No change is expected at this week's policy meeting, but if decided, would be part of the wider policy review due to be announced in March.

Reducing the scale of longer-end JGB purchases will affect the 10-year policy interest rate and the focus is on how the board tweaks the easy policy directive to bank officials in charge of daily open market operations.

Ten-year JGB yield - Source: Bloomberg

The BOJ is unlikely to widen the range of the 10-year policy rate as the impact on flexibility will be temporary given the previous widening in 2018. The BOJ officially continues to target the 10-year yield "at around zero percent" but tolerates a range of -0.2% to +0.2%, confirmed publicly by Governor Haruhiko Kuroda. The yield was briefly allowed to trade outside the band -- in August and September 2019, falling as low at 0.292%.

As of Tuesday, the 10-year JGB was trading at around 5 bps.

STIMULUS

The BOJ certainly doesn't want to force rates higher as rising Covid-19 infections and the second national lockdown weigh on the economy and stands ready to buy JGBs as needed to prevent a rise.

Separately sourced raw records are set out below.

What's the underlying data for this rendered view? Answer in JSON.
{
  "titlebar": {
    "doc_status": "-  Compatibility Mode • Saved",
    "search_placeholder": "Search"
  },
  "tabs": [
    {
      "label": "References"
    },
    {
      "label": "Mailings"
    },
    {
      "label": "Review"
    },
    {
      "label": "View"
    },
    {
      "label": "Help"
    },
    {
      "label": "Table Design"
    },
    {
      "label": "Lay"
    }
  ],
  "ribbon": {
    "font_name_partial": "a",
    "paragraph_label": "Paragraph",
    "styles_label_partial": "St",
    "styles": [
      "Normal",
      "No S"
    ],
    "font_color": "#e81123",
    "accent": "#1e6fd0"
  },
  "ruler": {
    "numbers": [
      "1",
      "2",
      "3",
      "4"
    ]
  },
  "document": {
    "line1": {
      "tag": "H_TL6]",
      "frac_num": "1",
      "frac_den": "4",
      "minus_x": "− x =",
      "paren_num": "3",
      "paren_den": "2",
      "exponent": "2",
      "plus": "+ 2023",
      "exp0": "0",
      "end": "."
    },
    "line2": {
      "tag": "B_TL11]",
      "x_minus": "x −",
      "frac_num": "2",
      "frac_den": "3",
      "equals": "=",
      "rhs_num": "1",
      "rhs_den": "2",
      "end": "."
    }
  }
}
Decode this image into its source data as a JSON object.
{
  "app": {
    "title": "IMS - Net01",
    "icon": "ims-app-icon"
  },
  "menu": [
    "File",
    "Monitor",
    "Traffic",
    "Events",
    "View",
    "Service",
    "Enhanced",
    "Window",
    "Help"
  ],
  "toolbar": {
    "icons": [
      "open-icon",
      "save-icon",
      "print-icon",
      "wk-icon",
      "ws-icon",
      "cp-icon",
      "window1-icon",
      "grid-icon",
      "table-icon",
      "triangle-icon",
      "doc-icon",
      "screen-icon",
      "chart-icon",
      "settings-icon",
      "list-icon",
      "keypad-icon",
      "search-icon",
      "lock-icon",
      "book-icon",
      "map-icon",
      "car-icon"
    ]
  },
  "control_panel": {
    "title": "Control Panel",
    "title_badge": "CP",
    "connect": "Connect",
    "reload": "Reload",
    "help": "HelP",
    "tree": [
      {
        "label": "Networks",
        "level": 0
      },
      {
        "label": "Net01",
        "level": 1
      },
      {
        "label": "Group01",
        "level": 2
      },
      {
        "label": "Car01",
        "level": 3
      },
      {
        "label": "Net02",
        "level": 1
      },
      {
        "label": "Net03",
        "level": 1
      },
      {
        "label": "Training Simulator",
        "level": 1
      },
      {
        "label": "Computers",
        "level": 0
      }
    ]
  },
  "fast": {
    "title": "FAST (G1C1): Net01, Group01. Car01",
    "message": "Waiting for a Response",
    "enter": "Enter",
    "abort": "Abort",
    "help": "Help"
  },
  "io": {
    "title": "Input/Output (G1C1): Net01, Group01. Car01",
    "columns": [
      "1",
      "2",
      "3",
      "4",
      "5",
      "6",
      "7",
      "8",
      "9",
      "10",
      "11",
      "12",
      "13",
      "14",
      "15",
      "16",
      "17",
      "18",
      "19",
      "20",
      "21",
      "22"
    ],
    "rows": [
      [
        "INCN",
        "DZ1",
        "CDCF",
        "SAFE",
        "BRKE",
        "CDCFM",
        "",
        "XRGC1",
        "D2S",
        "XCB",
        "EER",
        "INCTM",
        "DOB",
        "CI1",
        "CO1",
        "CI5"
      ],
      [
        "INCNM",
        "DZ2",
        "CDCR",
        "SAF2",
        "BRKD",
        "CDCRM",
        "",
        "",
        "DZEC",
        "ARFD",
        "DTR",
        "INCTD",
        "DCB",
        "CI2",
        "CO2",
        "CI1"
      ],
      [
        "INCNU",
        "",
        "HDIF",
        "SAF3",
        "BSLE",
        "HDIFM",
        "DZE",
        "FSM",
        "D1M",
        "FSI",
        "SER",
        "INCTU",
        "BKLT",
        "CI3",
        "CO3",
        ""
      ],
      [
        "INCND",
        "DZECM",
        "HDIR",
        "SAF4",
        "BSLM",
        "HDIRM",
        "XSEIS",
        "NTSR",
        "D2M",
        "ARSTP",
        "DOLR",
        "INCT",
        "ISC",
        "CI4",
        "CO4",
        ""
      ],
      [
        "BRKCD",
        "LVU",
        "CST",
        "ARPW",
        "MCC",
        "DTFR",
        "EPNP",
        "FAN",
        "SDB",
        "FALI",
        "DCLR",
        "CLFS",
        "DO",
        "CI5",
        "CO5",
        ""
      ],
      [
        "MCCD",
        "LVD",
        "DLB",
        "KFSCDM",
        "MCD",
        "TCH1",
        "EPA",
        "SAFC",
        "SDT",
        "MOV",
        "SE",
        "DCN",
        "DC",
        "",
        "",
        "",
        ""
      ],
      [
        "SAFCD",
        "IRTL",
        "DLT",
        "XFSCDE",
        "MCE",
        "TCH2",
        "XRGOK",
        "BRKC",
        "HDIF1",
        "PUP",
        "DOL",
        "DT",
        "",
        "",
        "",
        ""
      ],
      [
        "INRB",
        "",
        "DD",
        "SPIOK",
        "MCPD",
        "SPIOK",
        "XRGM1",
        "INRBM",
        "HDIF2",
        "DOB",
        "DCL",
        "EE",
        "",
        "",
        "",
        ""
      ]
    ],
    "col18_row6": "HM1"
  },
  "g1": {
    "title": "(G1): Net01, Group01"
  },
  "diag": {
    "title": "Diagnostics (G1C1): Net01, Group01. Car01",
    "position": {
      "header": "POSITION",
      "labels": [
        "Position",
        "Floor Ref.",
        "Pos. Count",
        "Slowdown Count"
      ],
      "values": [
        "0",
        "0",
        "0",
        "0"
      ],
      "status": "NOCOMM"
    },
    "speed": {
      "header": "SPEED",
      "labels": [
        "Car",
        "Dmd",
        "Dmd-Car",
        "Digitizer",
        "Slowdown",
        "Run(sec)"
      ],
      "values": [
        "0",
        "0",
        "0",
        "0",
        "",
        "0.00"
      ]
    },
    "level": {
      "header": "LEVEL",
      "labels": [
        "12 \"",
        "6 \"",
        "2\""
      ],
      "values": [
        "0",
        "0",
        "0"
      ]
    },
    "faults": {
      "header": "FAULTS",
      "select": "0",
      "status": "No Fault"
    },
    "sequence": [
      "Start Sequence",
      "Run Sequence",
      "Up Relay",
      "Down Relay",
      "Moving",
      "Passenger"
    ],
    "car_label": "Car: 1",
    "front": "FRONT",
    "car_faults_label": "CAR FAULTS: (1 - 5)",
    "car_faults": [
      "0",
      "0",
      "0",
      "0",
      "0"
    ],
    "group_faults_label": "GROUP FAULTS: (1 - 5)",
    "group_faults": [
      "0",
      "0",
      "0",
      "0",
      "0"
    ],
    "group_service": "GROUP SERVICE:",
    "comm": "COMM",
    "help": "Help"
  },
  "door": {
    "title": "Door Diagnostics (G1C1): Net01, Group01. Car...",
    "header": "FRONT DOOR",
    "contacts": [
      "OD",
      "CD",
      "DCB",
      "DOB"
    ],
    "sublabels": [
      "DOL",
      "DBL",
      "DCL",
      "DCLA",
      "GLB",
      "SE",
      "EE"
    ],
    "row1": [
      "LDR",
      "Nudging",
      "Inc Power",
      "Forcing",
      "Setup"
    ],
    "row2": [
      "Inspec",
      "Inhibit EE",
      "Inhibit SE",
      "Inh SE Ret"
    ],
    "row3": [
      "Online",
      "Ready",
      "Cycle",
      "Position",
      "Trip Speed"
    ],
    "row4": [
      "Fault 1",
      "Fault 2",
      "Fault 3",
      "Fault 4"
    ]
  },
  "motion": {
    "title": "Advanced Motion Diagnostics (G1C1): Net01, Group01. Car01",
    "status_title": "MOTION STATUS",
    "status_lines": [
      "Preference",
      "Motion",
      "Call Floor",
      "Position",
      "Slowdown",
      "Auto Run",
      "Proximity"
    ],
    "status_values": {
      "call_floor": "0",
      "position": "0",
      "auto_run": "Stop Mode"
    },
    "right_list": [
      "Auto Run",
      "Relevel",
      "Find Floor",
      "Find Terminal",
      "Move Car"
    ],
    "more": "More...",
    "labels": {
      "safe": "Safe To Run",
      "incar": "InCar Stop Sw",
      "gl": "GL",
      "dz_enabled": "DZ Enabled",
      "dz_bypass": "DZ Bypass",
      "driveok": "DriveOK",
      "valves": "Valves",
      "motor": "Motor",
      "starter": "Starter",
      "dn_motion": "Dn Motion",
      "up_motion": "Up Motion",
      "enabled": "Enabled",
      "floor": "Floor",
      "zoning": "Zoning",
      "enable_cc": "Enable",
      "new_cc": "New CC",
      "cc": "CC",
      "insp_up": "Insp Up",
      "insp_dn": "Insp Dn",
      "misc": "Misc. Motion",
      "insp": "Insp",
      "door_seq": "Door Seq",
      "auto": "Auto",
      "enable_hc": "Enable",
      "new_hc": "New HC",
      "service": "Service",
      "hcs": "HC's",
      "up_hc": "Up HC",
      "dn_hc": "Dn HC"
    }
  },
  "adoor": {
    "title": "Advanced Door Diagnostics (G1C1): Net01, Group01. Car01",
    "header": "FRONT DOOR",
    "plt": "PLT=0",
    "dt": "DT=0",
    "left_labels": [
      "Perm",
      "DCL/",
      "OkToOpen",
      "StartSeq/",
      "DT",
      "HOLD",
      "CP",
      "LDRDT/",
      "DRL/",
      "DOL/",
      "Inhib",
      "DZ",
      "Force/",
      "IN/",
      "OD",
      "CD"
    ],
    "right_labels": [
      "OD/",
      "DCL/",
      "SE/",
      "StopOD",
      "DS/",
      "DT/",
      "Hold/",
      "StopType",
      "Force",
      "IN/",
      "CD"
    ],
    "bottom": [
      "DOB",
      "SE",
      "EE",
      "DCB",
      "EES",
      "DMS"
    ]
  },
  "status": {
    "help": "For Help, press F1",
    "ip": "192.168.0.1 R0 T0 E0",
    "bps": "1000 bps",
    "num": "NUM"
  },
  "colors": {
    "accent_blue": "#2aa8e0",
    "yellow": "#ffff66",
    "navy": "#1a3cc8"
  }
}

However, while the bank want to prevent yields from rising unnecessarily, officials also do not want the curve to flatten too far.

Policymakers believe that if they do step back from the market and reduce purchases of JGBs, the impact will be very limited and life and pension funds will readily step in to pick up the slack as they chase yield, benefitting from holding the bonds until redemption.

Commercial banks, however, will initially post unrealized losses on their long-dated bonds if yields rise and hope trade is constrained to the current ranges.